Trump might be out of the picture, but Strange is still trying to tie himself to the president. The clearest example of Strange’s Trump-ward tilt came last week, when the senator bucked McConnell and backed Trump’s call for an end to the Senate’s legislative filibuster.

The rule, which allows the minority party to mandate a 60-vote threshold on most legislation, has frustrated Trump throughout the early months of his presidency. He’s attacked the rule as an unfair impediment to his agenda, even though his ObamaCare repeal legislation would only have required 51 votes to pass the Senate.

Strange initially came out in support of the filibuster, siding with McConnell’s push to protect the rule. But he announced in a statement last week that “conversations with the president” led him to change his mind “in order to help President Trump’s agenda through Congress.”

Moore campaign chairman Bill Armistead seized on the reversal as proof that Strange is running scared.

“Desperate people do desperate things, and he obviously thought he was doing what Mitch McConnell wanted him to do when he signed on to support the 60-vote rule,” he told The Hill.

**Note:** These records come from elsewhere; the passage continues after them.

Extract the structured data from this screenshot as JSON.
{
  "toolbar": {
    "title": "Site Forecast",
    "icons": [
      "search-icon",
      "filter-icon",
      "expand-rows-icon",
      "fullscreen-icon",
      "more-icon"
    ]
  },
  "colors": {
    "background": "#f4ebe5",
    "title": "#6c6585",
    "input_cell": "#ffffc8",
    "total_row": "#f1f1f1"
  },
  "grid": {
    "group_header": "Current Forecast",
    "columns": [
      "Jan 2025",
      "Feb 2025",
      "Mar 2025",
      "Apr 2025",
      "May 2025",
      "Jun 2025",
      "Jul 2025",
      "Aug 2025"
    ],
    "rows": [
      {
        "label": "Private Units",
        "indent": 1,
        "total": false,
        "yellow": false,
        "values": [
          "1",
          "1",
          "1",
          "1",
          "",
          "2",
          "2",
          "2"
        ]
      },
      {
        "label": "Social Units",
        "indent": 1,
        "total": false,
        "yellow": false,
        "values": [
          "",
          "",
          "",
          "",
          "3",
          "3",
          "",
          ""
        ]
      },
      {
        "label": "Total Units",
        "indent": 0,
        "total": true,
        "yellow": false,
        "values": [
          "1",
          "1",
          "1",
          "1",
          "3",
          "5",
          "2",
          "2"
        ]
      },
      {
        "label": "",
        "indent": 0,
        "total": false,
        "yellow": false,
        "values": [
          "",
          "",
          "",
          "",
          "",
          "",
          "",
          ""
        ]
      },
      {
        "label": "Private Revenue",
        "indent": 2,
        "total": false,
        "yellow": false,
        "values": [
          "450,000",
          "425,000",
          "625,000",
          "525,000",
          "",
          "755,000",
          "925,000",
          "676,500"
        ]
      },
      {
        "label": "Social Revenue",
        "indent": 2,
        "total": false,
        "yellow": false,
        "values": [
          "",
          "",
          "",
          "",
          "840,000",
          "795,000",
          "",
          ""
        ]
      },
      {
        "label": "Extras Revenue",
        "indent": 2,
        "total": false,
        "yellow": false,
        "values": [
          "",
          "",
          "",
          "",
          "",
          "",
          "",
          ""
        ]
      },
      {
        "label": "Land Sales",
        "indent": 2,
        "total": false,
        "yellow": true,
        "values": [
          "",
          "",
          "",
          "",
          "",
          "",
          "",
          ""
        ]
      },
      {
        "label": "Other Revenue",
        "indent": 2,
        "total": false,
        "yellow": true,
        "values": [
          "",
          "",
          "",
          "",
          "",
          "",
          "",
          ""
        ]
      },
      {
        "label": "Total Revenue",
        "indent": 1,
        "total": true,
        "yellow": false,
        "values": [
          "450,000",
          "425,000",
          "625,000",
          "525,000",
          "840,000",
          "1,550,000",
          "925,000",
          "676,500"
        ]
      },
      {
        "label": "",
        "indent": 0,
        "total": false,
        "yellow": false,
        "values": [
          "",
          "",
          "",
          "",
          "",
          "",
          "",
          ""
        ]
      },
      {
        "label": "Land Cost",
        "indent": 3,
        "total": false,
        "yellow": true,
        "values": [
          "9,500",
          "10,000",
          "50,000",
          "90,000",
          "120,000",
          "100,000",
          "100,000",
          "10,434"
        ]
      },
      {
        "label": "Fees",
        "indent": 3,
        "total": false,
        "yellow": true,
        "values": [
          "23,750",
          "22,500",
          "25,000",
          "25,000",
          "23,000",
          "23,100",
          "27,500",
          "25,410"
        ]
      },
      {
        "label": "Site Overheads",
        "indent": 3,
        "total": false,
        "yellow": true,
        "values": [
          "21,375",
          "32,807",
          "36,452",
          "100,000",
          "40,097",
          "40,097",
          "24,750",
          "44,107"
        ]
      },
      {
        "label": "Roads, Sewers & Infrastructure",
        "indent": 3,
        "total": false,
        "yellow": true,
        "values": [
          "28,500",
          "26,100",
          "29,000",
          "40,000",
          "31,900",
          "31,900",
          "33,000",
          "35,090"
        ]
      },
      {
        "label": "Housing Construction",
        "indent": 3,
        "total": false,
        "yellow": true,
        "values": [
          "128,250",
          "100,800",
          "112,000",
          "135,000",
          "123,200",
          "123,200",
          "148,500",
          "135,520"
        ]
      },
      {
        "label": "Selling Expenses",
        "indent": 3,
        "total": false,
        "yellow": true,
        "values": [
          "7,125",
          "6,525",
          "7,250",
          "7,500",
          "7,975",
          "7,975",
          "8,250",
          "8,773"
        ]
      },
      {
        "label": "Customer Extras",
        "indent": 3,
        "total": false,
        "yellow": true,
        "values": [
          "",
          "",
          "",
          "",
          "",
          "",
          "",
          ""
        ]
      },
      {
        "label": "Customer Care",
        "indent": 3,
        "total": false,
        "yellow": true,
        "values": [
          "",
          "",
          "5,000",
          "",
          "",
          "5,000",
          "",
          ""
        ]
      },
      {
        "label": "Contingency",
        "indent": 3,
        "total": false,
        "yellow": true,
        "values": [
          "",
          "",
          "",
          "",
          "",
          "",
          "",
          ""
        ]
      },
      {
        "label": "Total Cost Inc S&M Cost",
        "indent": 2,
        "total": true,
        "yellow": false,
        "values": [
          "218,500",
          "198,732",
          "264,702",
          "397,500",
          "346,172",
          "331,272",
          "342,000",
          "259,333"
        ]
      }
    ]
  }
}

“When he saw that wasn’t going his way, he tried to jump out.”

Strange’s campaign has been in a flurry of activity in an attempt to prevent Moore from framing himself as a outsider and Strange as a creature of the “swamp.”

Moore is a firebrand who regularly courted controversy from the bench, first for disregarding a court order to remove a Ten Commandments statue he commissioned for public land and more recently for refusing to follow the Supreme Court’s landmark 2013 case legalizing same-sex marriage.

Through the campaign, the religious conservative has framed himself as a Washington outsider and painted Strange as a politician corrupted already by Washington and McConnell, a frequent target for conservatives.

Moore’s attacks on McConnell have wooed a handful of antiestablishment Republicans into his corner. Former Arkansas Gov. Mike Huckabee (R), an avid Trump supporter, backed Moore last week. A few days later, House Freedom Caucus Chairman Mark Meadows (R-N.C.) backed the judge after meeting with Breitbart News head and former Trump chief strategist Stephen Bannon, another Moore supporter. 

Strange has sought to undercut that dynamic with his latest messaging meant to pull Moore down into the “swamp” with the rest of the politicians. Last week, in his first television ad of the runoff, Strange’s campaign ran down a laundry list of alleged improprieties by Moore.

“Investigated for using his office to raise money for personal gain [and] fought to increase his taxpayer-funded salary. Spent 80 percent of his Christian foundation’s contribution to pay himself in one year, paid himself $1 million, traveled on private jets,” the ad’s narrator says. “Forty-year politician Roy Moore in the Montgomery swamp. Roy Moore: it’s all about him. That’s risky for us.”

Strange’s campaign launched a digital ad needling Moore for attending a fundraiser hosted by conservative pundit Alan Keyes, who has repeatedly criticized Trump. The ad includes a mash-up of some of Keyes’s most critical television interviews about Trump.

The push is funded with Strange’s overwhelming monetary advantage in the race. The senator outraised Moore by more than $2 million during the first round of the primary, and continues to outspend him during the runoff.  

But even as he blankets the airwaves and builds what is described by observers as a better ground game, the complicated dynamics of a special election runoff make the race hard to predict. That’s why Strange and his allies hope that Trump starts putting some force behind his endorsement.

“Hedging your bets in politics doesn’t work — the fact that he hasn’t tried to revisit the endorsement means he clearly supports Luther Strange,” said one Senate GOP aide supportive of Trump.

“Luther Strange can very well win this, and Donald Trump would look like a kingmaker.”